    Author: N. Al-Zahery, O. Semino, G. Benuzzi, C. Magri, G. Passarino, A. Torroni and A. S. Santachiara-Benerecetti

    Year: 2003

    Title: Y-chromosome and mtDNA polymorphisms in Iraq, a crossroad of the early human dispersal and of post-Neolithic migrations

    Journal: Mol Phylogenet Evol

    Volume: 28

    Issue: 3

    Pages: 458-72

    Epub Date: 2003/08/21

    Date: Sep

    Short Title: Y-chromosome and mtDNA polymorphisms in Iraq, a crossroad of the early human dispersal and of post-Neolithic migrations

    ISSN: 1055-7903 (Print)

    DOI: S1055790303000393 [pii],

    Accession Number: 12927131

    Keywords: Chromosomes, Human, Y/*genetics, DNA, Mitochondrial/*genetics, Geography, Haplotypes/genetics, Humans, Iraq, Male, *Phylogeny, *Polymorphism, Genetic, Polymorphism, Restriction Fragment Length, Population Dynamics, Principal Component Analysis,

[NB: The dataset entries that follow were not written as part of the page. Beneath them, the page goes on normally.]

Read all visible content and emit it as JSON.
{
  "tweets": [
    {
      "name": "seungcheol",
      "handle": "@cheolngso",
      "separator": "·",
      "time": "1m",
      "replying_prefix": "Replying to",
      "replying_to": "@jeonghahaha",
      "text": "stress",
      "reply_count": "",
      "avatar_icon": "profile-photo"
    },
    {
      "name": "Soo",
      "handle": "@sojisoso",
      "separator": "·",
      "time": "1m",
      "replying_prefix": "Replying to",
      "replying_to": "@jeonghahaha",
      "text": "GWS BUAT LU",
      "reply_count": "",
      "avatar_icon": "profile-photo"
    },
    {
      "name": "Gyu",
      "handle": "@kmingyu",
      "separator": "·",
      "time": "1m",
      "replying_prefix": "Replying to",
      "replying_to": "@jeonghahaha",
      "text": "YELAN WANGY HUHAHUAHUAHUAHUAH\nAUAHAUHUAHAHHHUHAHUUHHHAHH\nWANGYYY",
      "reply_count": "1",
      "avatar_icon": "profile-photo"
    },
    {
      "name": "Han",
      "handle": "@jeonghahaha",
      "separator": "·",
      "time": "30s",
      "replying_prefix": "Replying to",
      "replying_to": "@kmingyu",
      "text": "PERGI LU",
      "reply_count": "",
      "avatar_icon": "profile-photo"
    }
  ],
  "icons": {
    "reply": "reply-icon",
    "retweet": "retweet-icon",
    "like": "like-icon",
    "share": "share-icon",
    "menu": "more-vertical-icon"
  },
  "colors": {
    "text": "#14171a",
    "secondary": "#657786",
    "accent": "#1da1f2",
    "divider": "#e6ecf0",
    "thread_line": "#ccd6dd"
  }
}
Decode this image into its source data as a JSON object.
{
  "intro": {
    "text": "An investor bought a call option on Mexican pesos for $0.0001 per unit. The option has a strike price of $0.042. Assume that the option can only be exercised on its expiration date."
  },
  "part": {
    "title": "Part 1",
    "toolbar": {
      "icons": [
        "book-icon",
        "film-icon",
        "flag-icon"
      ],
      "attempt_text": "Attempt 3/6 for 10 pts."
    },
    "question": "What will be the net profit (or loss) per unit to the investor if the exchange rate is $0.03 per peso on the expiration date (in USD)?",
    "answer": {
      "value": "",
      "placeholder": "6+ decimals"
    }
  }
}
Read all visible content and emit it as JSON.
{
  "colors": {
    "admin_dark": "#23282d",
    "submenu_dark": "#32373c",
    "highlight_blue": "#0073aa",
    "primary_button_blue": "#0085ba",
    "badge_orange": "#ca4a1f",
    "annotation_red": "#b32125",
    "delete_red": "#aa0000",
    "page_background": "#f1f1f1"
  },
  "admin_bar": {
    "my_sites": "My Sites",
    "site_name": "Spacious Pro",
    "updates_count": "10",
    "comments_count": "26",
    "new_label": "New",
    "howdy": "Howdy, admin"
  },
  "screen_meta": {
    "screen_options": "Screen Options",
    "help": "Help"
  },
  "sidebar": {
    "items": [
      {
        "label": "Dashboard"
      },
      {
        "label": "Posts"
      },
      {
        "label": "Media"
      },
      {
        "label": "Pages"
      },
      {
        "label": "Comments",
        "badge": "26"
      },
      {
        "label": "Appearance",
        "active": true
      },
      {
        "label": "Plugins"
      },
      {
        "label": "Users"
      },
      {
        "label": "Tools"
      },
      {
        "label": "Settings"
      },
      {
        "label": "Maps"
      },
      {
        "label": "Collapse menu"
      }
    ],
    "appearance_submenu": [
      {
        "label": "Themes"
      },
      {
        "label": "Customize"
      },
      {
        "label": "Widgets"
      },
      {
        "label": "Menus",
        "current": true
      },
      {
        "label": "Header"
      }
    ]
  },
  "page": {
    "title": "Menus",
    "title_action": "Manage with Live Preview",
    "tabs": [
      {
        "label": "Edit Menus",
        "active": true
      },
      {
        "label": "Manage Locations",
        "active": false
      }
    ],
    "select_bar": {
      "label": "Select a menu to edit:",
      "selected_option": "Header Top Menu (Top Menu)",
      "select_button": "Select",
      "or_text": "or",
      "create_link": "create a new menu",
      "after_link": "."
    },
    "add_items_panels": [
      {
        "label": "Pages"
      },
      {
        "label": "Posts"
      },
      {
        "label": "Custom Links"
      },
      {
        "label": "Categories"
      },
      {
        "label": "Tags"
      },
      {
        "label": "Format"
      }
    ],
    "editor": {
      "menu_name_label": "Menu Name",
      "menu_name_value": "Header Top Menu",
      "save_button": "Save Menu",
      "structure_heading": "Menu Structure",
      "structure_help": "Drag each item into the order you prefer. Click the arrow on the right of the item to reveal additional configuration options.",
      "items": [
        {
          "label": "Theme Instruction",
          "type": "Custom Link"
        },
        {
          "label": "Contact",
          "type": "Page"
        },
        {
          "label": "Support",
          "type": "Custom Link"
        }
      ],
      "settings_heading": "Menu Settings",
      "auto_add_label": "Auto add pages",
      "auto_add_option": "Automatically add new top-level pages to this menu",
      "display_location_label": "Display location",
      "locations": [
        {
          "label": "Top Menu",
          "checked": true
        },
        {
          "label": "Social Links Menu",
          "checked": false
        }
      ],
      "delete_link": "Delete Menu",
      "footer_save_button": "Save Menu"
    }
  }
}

    Abstract: Analyses of mtDNA and Y-chromosome variation were performed in a sample of Iraqis, a scarcely investigated population of the "Fertile Crescent." A total of 216 mtDNAs were screened for the diagnostic RFLP markers of the main Eurasian and African haplogroups. A subset of these samples, whose HVS-I sequences were previously obtained, was also examined by high-resolution restriction analysis. The Y-chromosome variation was investigated in 139 subjects by using 17 biallelic markers and the 49a,f/Taq I system. For both uniparental systems, the large majority of the haplogroups observed in the Iraqi population are those (H, J, T, and U for the mtDNA, and J(xM172) and J-M172 for the Y chromosome) considered to have originated in the Middle East and to have later spread all over Western Eurasia. However, about 9% of the mtDNAs and 30% of the Y-chromosomes most likely represent arrivals from distant geographic regions. The different proportion of long-range genetic input observed for the mtDNA and the Y chromosome appears to indicate that events of gene flow to this area might have involved mainly males rather than females.

    Notes: Al-Zahery, N, Semino, O, Benuzzi, G, Magri, C, Passarino, G, Torroni, A, Santachiara-Benerecetti, A S, Comparative Study, Research Support, Non-U.S. Gov't, United States, Molecular phylogenetics and evolution, Mol Phylogenet Evol. 2003 Sep;28(3):458-72.,

    Author Address: Dipartimento di Genetica e Microbiologia A. Buzzati Traverso, Universita di Pavia, Via Ferrata, 1, 27100 Pavia, Italy.

    Language: eng